**Working data**
=-=-=
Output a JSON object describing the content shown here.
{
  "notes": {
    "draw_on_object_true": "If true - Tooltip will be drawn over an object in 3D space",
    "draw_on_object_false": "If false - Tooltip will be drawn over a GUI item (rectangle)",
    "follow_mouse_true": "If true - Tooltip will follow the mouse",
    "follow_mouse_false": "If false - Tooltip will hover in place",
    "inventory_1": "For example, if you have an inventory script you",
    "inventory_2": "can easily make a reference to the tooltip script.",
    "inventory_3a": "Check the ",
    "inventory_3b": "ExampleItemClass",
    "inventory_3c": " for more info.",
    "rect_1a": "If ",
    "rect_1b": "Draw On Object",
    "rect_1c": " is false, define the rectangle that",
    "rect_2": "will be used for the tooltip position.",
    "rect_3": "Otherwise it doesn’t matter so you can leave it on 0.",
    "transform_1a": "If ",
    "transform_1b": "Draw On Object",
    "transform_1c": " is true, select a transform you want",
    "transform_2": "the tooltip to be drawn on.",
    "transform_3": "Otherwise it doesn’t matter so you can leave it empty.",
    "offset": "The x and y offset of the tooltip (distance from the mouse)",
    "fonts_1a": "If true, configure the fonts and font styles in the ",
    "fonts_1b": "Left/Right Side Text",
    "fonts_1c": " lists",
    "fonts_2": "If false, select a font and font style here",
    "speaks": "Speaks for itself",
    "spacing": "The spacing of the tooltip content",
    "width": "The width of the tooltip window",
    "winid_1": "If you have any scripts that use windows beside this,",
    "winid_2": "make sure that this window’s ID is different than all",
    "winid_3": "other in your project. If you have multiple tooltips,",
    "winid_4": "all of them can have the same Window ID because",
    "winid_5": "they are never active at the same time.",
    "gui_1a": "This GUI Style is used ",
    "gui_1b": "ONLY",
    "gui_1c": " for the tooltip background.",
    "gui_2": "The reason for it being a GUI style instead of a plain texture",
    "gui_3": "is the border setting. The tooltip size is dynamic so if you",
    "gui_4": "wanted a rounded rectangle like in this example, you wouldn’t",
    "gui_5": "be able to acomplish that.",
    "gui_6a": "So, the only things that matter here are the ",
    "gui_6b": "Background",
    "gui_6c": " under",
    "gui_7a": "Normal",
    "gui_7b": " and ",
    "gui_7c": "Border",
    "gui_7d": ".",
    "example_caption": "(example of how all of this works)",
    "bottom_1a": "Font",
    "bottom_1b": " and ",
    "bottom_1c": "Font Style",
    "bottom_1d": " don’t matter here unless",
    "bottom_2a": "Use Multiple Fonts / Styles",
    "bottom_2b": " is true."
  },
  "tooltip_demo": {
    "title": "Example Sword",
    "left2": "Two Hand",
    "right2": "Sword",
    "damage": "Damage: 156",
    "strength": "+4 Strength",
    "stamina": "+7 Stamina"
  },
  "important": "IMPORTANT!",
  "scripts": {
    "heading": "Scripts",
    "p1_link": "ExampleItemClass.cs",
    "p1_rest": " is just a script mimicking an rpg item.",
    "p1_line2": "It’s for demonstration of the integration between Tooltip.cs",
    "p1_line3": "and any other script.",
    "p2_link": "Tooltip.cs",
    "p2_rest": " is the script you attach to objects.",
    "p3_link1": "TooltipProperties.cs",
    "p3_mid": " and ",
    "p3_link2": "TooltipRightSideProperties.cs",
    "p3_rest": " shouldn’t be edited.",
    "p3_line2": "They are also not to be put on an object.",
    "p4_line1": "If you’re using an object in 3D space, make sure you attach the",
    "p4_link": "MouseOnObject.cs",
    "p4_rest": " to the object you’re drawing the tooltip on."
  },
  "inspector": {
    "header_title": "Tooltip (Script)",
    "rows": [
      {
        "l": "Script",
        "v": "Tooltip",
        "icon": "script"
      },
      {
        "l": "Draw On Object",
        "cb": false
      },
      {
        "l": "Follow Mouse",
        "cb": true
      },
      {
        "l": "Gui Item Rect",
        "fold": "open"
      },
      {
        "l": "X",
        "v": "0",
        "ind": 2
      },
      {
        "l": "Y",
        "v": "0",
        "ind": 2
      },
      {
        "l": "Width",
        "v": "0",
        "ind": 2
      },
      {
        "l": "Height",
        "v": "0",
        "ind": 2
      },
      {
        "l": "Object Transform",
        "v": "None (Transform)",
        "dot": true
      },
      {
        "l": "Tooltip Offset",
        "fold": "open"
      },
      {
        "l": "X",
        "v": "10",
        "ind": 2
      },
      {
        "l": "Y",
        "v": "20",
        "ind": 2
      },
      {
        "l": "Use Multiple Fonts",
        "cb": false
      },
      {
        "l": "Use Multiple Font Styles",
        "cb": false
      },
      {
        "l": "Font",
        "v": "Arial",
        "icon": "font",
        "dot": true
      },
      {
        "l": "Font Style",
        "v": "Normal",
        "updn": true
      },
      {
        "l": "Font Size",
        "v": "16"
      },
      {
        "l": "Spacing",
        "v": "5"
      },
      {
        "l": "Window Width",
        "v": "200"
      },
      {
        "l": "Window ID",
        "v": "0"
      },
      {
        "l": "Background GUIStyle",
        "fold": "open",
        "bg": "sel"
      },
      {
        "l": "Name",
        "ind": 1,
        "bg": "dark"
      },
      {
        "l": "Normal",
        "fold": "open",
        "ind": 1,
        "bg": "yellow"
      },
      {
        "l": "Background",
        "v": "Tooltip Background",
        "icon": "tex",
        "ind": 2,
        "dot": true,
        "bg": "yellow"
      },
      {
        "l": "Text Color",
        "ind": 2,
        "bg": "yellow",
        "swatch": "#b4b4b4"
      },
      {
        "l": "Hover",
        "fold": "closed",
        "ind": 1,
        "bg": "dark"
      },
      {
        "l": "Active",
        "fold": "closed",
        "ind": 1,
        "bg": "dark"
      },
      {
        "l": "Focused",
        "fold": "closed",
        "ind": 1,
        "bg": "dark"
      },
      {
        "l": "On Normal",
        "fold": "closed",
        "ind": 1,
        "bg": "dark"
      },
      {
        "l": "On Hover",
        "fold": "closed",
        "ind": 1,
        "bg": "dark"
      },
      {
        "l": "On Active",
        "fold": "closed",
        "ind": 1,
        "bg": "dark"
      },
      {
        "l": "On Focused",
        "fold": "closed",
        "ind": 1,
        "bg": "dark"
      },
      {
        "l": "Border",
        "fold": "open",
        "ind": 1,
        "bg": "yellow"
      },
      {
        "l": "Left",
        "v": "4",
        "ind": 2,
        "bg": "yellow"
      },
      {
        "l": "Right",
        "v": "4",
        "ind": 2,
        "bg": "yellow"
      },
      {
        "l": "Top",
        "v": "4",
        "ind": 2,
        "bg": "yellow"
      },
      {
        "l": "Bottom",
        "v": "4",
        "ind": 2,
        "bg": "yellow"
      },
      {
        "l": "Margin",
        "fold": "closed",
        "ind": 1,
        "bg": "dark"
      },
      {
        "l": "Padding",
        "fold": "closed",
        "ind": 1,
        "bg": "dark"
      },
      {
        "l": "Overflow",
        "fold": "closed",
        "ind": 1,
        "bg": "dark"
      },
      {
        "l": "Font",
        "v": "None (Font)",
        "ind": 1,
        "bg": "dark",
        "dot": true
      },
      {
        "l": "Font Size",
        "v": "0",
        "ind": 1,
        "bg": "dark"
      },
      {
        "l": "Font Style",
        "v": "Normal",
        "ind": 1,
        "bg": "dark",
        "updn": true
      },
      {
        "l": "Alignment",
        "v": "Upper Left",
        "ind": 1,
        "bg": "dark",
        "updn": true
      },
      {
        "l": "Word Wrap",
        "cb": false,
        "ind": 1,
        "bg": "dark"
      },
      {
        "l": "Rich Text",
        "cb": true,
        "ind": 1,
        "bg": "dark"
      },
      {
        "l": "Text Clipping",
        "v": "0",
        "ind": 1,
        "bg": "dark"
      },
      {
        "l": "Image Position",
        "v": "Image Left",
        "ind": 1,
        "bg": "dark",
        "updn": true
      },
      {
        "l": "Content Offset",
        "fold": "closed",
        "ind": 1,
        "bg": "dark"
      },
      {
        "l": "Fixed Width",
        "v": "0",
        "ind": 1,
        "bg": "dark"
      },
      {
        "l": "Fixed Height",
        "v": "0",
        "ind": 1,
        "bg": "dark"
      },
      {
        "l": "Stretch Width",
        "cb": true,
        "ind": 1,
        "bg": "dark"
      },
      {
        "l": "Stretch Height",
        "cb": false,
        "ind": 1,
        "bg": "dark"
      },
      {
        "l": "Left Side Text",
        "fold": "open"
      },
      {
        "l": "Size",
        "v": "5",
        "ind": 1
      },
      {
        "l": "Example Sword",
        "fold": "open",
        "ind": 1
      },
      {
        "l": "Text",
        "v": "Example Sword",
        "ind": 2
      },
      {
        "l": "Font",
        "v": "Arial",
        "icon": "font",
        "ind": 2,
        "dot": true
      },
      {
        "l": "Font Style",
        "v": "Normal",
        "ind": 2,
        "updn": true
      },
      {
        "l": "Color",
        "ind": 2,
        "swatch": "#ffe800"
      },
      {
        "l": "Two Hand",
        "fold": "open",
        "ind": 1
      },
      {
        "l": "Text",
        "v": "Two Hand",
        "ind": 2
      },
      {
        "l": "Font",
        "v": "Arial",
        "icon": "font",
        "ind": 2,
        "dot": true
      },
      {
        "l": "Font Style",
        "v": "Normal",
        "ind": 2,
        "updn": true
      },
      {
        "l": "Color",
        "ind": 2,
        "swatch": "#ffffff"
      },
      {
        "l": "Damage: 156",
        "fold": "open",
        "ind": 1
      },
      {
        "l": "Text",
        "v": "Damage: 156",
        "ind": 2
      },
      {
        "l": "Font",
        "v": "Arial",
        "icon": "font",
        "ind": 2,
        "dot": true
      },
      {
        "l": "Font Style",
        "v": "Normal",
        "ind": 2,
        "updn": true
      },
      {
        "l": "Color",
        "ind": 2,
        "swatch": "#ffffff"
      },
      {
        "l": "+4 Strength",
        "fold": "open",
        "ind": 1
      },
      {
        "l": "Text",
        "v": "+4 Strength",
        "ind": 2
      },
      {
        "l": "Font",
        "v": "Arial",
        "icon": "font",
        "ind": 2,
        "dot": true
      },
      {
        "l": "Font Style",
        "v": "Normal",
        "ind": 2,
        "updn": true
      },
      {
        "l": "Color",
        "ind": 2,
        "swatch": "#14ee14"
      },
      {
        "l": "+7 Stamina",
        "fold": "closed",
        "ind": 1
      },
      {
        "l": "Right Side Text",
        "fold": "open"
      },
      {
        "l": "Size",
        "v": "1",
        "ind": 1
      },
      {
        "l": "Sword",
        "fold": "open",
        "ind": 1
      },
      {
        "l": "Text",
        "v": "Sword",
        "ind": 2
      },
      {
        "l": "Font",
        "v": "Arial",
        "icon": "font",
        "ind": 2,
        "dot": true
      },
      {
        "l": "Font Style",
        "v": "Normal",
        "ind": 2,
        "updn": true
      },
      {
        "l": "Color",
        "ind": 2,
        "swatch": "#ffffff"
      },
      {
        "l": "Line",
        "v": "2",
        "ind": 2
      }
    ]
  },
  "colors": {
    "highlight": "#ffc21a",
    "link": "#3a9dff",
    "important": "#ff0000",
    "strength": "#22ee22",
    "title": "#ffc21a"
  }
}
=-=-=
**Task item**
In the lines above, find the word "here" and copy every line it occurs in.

**Task result**
Output a JSON object describing the content shown here.
    "fonts_2": "If false, select a font and font style here",
    "gui_6a": "So, the only things that matter here are the ",
    "bottom_1d": " don’t matter here unless",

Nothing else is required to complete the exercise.